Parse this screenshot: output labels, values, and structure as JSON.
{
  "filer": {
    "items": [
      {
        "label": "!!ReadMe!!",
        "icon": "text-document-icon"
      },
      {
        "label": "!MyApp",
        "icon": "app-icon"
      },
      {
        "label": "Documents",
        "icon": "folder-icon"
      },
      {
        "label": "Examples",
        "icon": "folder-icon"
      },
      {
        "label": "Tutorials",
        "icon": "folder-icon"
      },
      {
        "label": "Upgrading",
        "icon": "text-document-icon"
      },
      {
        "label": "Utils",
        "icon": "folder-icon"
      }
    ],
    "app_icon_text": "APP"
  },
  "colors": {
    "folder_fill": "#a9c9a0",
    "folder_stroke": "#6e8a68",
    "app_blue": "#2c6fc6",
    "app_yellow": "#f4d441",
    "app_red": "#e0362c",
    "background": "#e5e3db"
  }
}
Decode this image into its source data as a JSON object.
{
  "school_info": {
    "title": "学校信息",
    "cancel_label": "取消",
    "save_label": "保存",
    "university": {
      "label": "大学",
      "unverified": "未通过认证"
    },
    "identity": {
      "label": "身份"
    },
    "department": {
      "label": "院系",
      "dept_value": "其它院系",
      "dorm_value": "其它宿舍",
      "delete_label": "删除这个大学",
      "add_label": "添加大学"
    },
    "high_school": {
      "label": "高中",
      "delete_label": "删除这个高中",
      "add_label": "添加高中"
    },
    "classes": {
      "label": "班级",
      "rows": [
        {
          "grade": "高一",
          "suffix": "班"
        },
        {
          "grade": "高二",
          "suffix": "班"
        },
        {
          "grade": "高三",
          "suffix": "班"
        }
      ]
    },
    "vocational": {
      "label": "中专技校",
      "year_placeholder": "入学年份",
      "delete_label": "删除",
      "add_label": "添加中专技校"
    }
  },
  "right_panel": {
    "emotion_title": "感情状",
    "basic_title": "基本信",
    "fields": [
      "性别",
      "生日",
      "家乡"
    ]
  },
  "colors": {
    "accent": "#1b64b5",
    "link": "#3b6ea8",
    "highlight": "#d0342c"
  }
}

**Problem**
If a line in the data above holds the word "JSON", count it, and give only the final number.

**Response to the exercise**
2